Cassava / Mandioca
The origin of domesticated cassava probably happened 10,000 years ago in west-central Brazil, but its first evidence of cultivation appears in El Salvador 1,400 years ago. Cassava rapidly became a staple food of the native populations of northern South America, southern Mesoamerica, and the Taino people in the Caribbean islands, who grew it using a high-yielding form of shifting agriculture by the time of European contact in 1492. Cassava was a staple food of pre-Columbian peoples in the Americas and is often portrayed in indigenous art.
As a consequence of the first circumnavigation, cassava was introduced to Asia by Portuguese and Spanish traders, planted in their colonies in Goa, Malacca, Eastern Indonesia, Timor and the Philippines. It was also introduced to Africa by Portuguese traders from Brazil around the same period.

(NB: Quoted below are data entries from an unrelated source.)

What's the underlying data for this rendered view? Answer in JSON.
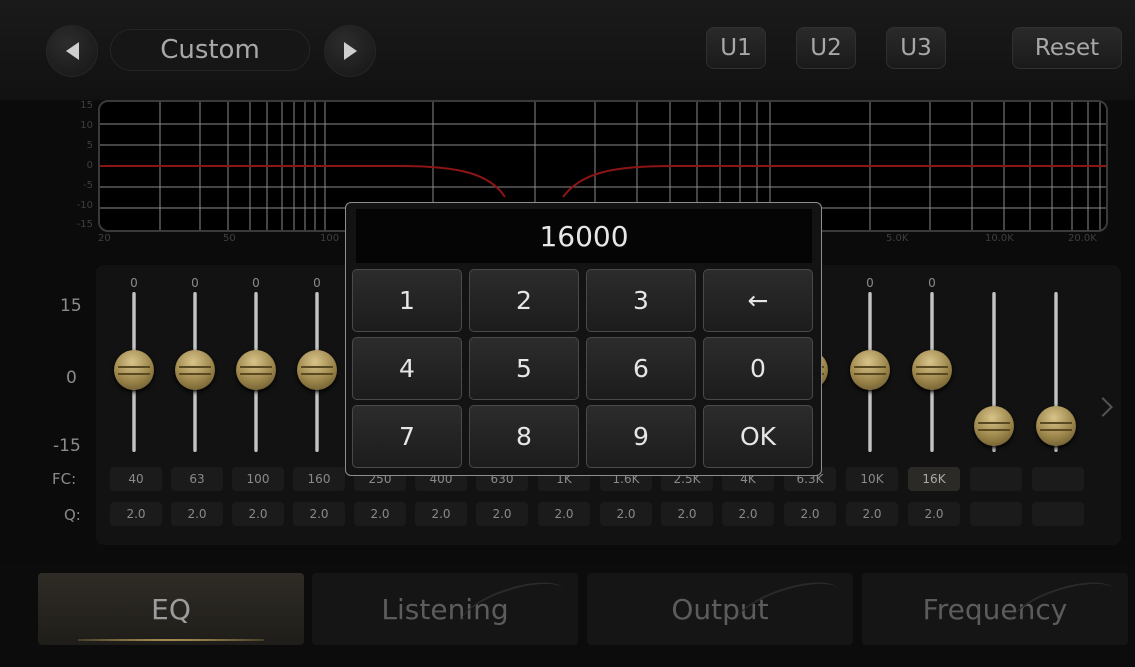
{
  "preset": {
    "name": "Custom",
    "prev_icon": "triangle-left-icon",
    "next_icon": "triangle-right-icon"
  },
  "user_presets": [
    "U1",
    "U2",
    "U3"
  ],
  "reset_label": "Reset",
  "graph": {
    "y_labels": [
      "15",
      "10",
      "5",
      "0",
      "-5",
      "-10",
      "-15"
    ],
    "x_labels": [
      "20",
      "50",
      "100",
      "5.0K",
      "10.0K",
      "20.0K"
    ],
    "curve_color": "#8b1515"
  },
  "scale_labels": [
    "15",
    "0",
    "-15"
  ],
  "row_labels": {
    "fc": "FC:",
    "q": "Q:"
  },
  "bands": [
    {
      "gain": "0",
      "fc": "40",
      "q": "2.0"
    },
    {
      "gain": "0",
      "fc": "63",
      "q": "2.0"
    },
    {
      "gain": "0",
      "fc": "100",
      "q": "2.0"
    },
    {
      "gain": "0",
      "fc": "160",
      "q": "2.0"
    },
    {
      "gain": "",
      "fc": "250",
      "q": "2.0"
    },
    {
      "gain": "",
      "fc": "400",
      "q": "2.0"
    },
    {
      "gain": "",
      "fc": "630",
      "q": "2.0"
    },
    {
      "gain": "",
      "fc": "1K",
      "q": "2.0"
    },
    {
      "gain": "",
      "fc": "1.6K",
      "q": "2.0"
    },
    {
      "gain": "",
      "fc": "2.5K",
      "q": "2.0"
    },
    {
      "gain": "",
      "fc": "4K",
      "q": "2.0"
    },
    {
      "gain": "",
      "fc": "6.3K",
      "q": "2.0"
    },
    {
      "gain": "0",
      "fc": "10K",
      "q": "2.0"
    },
    {
      "gain": "0",
      "fc": "16K",
      "q": "2.0",
      "selected": true
    },
    {
      "gain": "",
      "fc": "",
      "q": ""
    },
    {
      "gain": "",
      "fc": "",
      "q": ""
    }
  ],
  "tabs": [
    "EQ",
    "Listening",
    "Output",
    "Frequency"
  ],
  "active_tab": "EQ",
  "keypad": {
    "value": "16000",
    "keys": [
      "1",
      "2",
      "3",
      "←",
      "4",
      "5",
      "6",
      "0",
      "7",
      "8",
      "9",
      "OK"
    ]
  },
  "accent_color": "#e6c46c"
}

Today cassava is an important staple food both in South East Asia and Africa, replacing native crops in places such like Tanzania and parts of eastern Indonesia. Sometimes described as the “bread of the tropics.” Thailand, Cambodia or Vietnam have developed also starch extraction from cassava and bio-fuel production.
Today Nigeria is the highest producer of cassava worldwide followed by Thailand. Worldwide, 800 million people depend on cassava as their primary food staple. No continent depends as much on root and tuber crops in feeding its population as does Africa. In Ghana, for example, cassava and yams occupy an important position in the agricultural economy and contribute about 46 percent of the agricultural gross domestic product. Cassava accounts for a daily caloric intake of 30 percent in Ghana and is grown by nearly every farming family.